Women, the study found, carried an average of $25,095 in debt from personal loans, auto loans and credit cards, while the average man had $26,227. Men also take out larger mortgages (an average of $187,245) than women whose mortgages average just $178,140. And men have more of an incidence of late payments at 5.7% vs. women who have an incidence rate of just 5.3%.
Interesting but not as important
Experian pointed out it’s interesting to see that women are a bit better at handling credit than men but what’s more important is the value of building a good credit history. Today more than ever, debt and how we handle credit is critical. You need to pay attention to what’s in your credit report, make sure you never miss a payment and keep your credit utilization rates low as these are the three keys to financial good health.

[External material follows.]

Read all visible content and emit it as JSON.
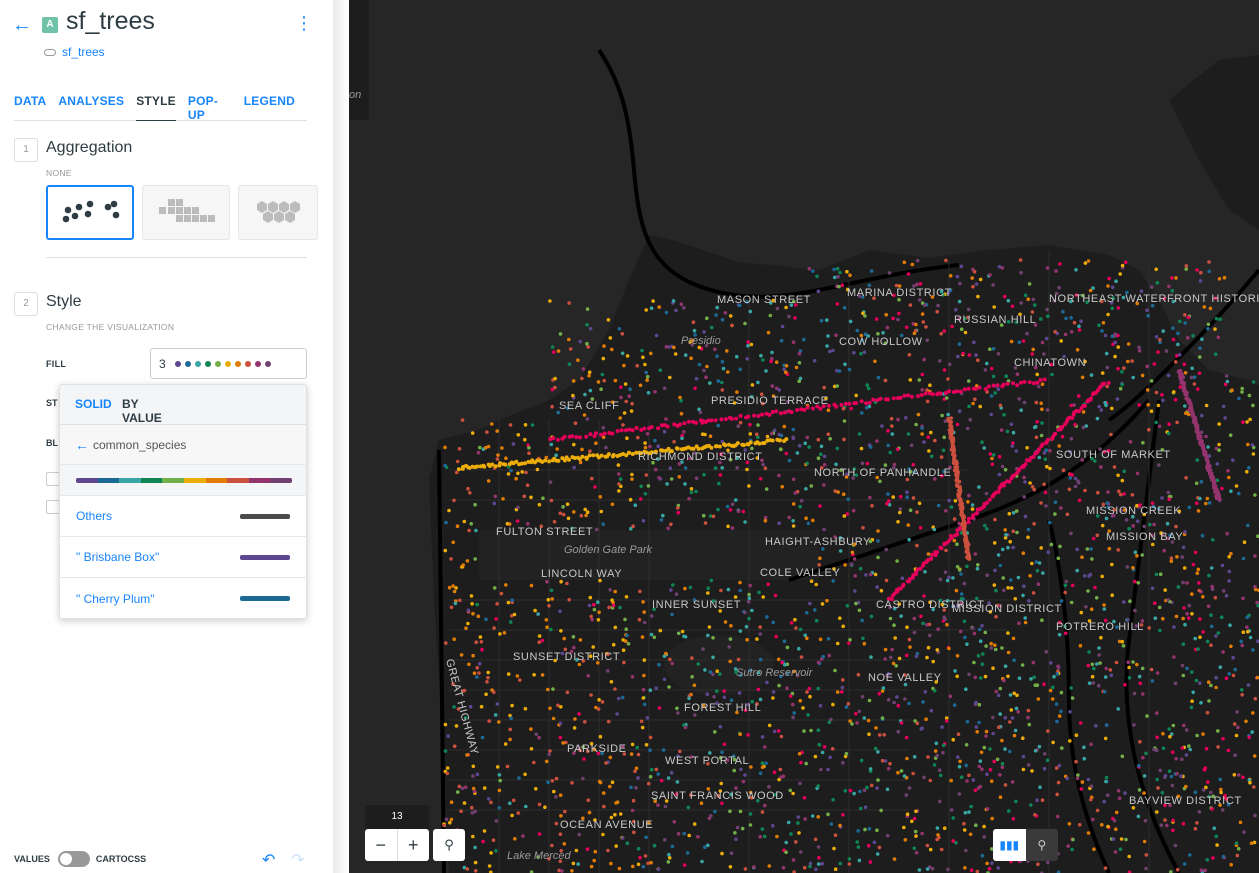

What’s in your credit report?
I’m sure you’re seen the credit card TV commercial that ends with the phrase, “what’s in your wallet.” That might be important but what’s even more important is what’s in your credit report. Your credit report is used to generate your credit score and a bad credit score can make it practically impossible for you to get a mortgage, an auto loan or just about any kind of credit.

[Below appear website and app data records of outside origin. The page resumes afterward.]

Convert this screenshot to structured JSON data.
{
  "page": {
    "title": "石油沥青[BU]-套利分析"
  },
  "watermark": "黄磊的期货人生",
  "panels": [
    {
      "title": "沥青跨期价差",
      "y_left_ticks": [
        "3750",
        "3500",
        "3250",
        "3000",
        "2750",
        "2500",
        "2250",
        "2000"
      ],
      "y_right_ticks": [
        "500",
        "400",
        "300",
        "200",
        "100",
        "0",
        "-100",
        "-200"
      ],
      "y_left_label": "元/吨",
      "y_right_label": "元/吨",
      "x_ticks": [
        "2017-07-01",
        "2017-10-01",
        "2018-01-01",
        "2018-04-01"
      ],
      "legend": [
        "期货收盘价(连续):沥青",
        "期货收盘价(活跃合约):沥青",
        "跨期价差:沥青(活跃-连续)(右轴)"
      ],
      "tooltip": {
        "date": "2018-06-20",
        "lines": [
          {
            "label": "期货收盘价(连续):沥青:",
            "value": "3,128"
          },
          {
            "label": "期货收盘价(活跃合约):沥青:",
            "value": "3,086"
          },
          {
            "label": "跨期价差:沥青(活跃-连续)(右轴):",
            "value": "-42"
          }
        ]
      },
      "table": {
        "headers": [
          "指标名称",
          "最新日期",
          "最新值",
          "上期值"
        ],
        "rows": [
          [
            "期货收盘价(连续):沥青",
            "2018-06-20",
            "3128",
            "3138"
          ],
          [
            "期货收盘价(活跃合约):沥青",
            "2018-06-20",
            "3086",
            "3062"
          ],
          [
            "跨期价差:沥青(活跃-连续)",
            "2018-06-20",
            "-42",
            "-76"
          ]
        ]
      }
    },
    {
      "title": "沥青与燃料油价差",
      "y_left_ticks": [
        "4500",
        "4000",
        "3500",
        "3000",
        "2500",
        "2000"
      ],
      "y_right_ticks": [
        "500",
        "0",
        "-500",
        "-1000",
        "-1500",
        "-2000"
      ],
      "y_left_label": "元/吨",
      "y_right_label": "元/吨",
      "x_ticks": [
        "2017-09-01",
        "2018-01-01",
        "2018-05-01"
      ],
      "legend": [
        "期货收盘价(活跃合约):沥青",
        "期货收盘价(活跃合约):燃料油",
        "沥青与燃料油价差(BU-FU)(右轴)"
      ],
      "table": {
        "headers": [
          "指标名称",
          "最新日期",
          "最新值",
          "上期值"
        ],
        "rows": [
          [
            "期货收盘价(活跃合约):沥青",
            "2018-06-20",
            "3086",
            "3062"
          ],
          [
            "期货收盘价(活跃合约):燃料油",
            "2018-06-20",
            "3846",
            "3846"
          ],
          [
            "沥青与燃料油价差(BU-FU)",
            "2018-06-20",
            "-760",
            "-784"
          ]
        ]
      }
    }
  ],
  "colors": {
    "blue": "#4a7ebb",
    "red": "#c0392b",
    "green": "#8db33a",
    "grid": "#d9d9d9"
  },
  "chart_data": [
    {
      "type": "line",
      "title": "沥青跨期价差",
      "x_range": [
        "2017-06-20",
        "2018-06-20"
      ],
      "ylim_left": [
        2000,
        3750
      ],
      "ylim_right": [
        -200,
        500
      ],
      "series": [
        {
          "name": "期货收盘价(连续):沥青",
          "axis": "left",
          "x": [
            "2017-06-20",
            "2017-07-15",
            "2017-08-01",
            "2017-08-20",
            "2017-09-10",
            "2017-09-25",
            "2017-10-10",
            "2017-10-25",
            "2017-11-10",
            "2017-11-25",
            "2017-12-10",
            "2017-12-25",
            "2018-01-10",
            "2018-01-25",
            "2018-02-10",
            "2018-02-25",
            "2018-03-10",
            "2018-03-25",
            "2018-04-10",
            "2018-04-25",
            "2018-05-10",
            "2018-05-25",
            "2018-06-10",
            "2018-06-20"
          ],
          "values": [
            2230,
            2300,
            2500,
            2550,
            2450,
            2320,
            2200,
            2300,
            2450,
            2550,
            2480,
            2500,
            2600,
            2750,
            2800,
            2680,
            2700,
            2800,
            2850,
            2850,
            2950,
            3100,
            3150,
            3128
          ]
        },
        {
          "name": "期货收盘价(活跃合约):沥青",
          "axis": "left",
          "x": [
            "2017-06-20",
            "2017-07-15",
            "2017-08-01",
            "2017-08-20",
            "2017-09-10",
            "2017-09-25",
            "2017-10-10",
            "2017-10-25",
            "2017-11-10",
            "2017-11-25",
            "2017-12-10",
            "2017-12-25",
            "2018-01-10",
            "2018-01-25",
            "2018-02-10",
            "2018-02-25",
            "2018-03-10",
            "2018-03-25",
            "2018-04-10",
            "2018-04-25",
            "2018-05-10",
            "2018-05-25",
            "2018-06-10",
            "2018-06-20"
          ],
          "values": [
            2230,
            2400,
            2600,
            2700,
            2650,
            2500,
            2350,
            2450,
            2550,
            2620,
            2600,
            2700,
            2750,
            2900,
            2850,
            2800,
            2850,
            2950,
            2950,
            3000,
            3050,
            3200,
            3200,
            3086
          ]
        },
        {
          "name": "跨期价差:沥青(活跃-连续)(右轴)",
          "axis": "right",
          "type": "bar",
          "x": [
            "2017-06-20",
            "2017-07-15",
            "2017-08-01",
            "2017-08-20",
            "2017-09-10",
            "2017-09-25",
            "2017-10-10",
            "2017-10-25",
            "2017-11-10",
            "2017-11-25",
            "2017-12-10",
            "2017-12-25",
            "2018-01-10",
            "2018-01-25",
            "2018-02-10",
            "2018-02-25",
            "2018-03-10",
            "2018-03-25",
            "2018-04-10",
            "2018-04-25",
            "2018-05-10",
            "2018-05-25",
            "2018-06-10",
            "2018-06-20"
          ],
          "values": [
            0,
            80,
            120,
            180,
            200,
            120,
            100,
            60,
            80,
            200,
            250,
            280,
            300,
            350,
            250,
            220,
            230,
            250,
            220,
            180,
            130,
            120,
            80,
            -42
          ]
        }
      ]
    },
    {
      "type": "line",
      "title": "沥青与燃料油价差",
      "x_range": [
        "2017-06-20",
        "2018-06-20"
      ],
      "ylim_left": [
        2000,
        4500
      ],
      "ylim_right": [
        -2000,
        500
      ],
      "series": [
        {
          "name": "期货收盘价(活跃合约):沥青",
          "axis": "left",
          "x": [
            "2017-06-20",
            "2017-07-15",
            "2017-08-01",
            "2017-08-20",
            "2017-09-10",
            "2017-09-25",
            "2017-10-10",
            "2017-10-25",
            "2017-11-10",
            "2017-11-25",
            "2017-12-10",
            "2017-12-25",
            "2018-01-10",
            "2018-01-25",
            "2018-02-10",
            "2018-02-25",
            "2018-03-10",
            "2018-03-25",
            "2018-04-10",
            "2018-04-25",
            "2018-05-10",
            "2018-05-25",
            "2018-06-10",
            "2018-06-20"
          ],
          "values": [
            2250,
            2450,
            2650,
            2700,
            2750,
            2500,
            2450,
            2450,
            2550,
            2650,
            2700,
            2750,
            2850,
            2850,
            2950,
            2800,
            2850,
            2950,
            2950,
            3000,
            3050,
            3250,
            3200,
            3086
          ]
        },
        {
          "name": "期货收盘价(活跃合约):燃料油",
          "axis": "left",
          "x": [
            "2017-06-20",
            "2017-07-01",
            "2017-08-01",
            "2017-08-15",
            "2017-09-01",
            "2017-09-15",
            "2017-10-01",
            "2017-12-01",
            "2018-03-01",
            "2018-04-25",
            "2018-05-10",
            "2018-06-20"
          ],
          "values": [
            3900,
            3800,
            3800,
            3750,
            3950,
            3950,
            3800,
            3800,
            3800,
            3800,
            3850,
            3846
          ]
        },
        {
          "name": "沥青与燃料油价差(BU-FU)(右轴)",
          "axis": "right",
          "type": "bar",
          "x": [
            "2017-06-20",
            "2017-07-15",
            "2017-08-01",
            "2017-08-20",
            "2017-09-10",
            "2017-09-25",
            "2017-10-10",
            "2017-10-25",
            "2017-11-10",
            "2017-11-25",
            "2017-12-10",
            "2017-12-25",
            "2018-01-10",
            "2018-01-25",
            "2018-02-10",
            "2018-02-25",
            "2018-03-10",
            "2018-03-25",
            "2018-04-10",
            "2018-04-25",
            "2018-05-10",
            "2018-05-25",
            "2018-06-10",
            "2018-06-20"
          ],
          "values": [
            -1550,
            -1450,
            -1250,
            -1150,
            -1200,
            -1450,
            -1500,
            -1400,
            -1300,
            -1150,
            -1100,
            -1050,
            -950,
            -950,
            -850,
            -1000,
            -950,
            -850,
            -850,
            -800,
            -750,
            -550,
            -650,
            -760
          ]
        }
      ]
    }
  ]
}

Conversely, a good credit score will actually save you money in the interest rates you’re charged. Here’s what I mean. If you apply for a mortgage, a good score of 750 and above could qualify you for an interest rate of 5.780%, while a poor score of 620-659 might result in an interest rate of 7.096%. Do the math and you’ll see that this represent a difference of 1.31%, which will mean thousands of dollars over the life of the loan.
Where to get your credit report

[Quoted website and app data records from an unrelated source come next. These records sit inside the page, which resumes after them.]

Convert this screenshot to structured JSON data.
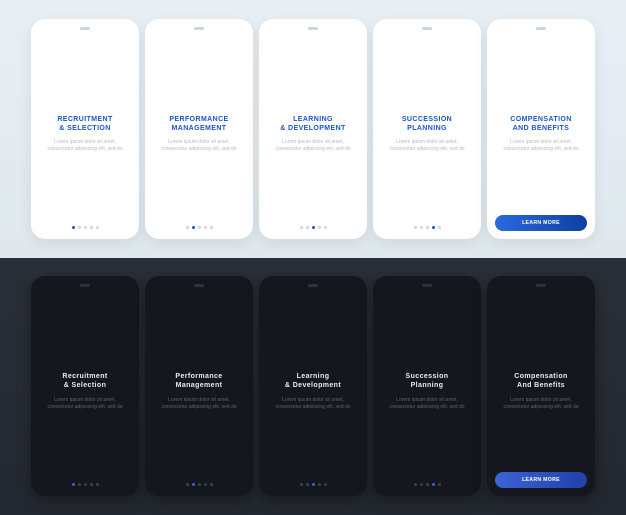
{
  "placeholder_body": "Lorem ipsum dolor sit amet, consectetur adipiscing elit, sed do",
  "cta_label": "LEARN MORE",
  "light": {
    "screens": [
      {
        "title": "RECRUITMENT\n& SELECTION"
      },
      {
        "title": "PERFORMANCE\nMANAGEMENT"
      },
      {
        "title": "LEARNING\n& DEVELOPMENT"
      },
      {
        "title": "SUCCESSION\nPLANNING"
      },
      {
        "title": "COMPENSATION\nAND BENEFITS"
      }
    ]
  },
  "dark": {
    "screens": [
      {
        "title": "Recruitment\n& Selection"
      },
      {
        "title": "Performance\nManagement"
      },
      {
        "title": "Learning\n& Development"
      },
      {
        "title": "Succession\nPlanning"
      },
      {
        "title": "Compensation\nAnd Benefits"
      }
    ]
  }
}
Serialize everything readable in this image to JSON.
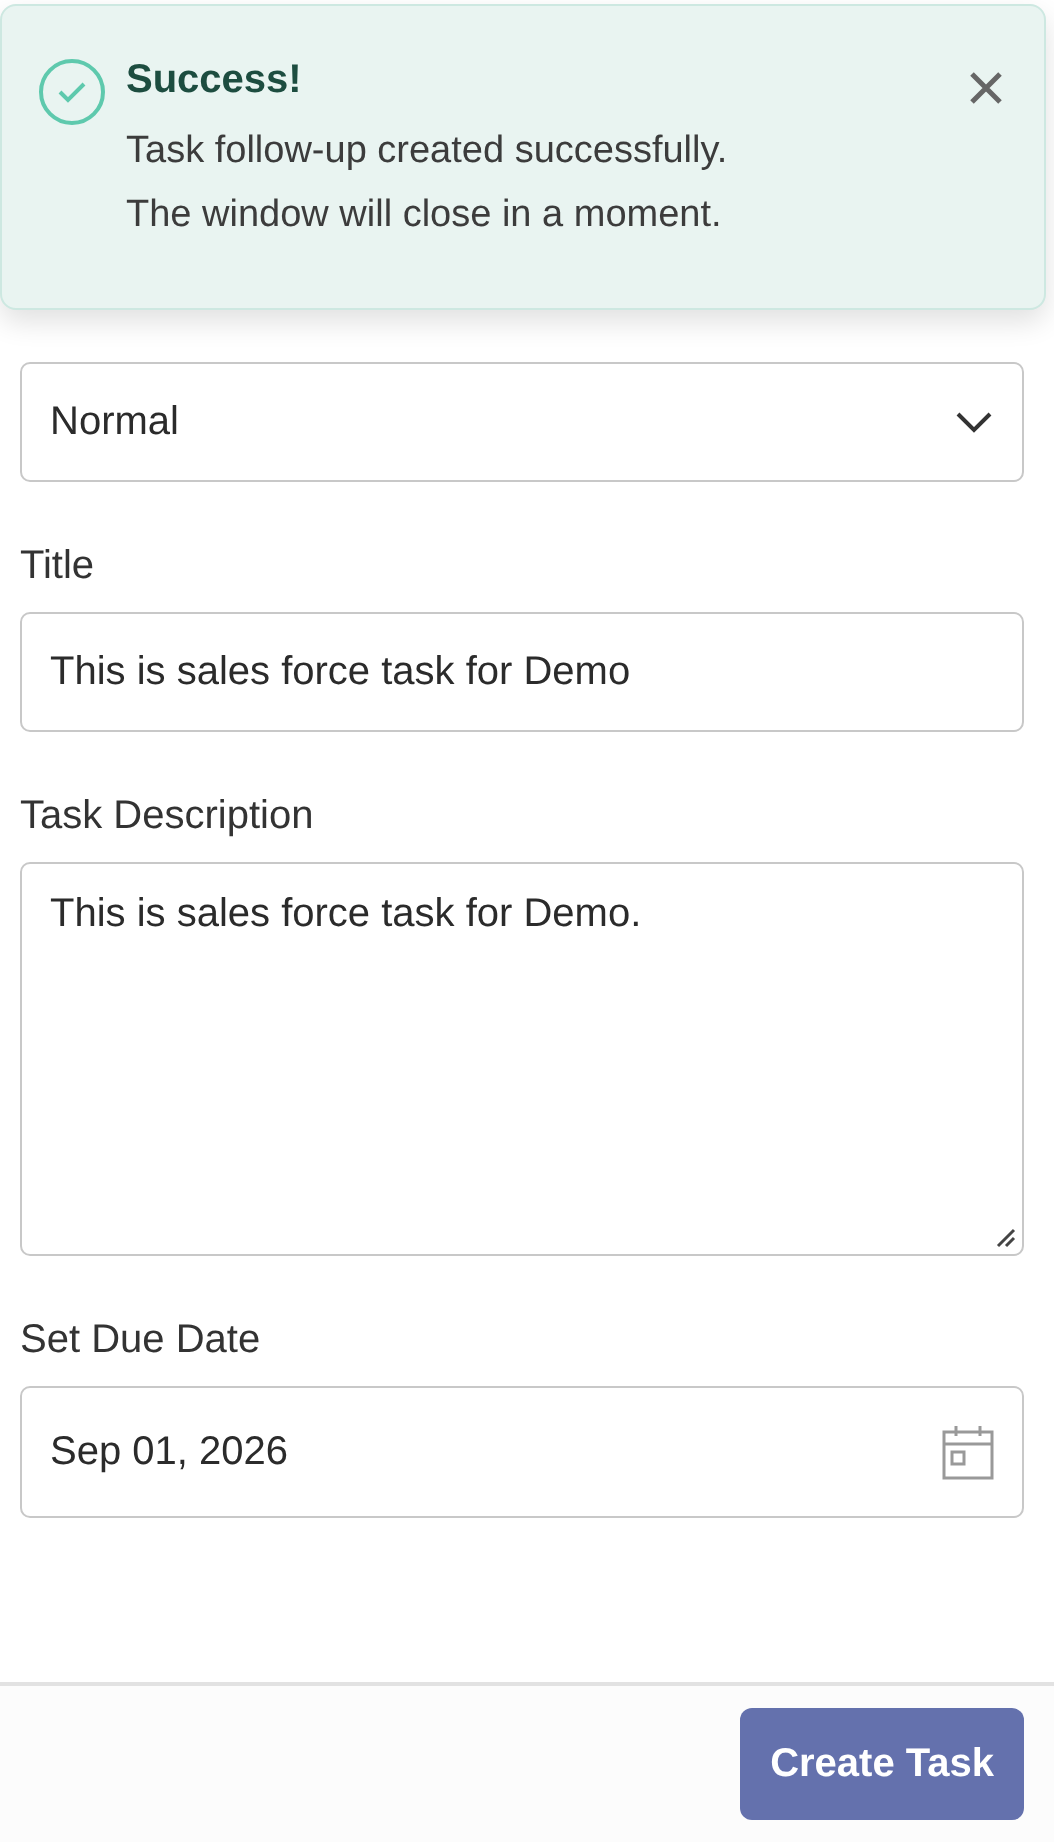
{
  "toast": {
    "title": "Success!",
    "lines": [
      "Task follow-up created successfully.",
      "The window will close in a moment."
    ]
  },
  "fields": [
    {
      "kind": "select",
      "value": "Normal"
    },
    {
      "kind": "text",
      "label": "Title",
      "value": "This is sales force task for Demo"
    },
    {
      "kind": "textarea",
      "label": "Task Description",
      "value": "This is sales force task for Demo."
    },
    {
      "kind": "date",
      "label": "Set Due Date",
      "value": "Sep 01, 2026"
    }
  ],
  "submit": {
    "label": "Create Task"
  }
}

If you’ve never seen your credit reports (you have three) or haven’t seen them for more than a year, you need to get and review them. They are available free (once a year) from the credit bureaus - Experian, Equifax and TransUnion – or you can go to the website, www.annualcreditreport.com and get all three simultaneously. While this is easier and more convenient than going to the individual credit bureaus, some people choose to get their reports one at a time every four months as a way to sort of monitor their credit reports year around.
What to look for
When you go over your report(s) you need to look carefully for errors – especially negative items that could be hurting your credit score. A recent federal study reported that one in four Americans have errors in their credit reports and that about 5% have ones so serious they could be affecting their credit scores. When you go over your reports you need to look for items such as defaults, late payments and charged off debts that weren’t yours. If you find one (or more), you can write a letter to the appropriate credit bureau and ask that the item be removed from your report. The credit bureau is required by law to contact the organization that supplied the information for verification. In the event the reporting organization can’t verify the item or doesn’t respond within 30 days, the credit bureau must delete it from your credit file, which could result in a nice boost to your credit score.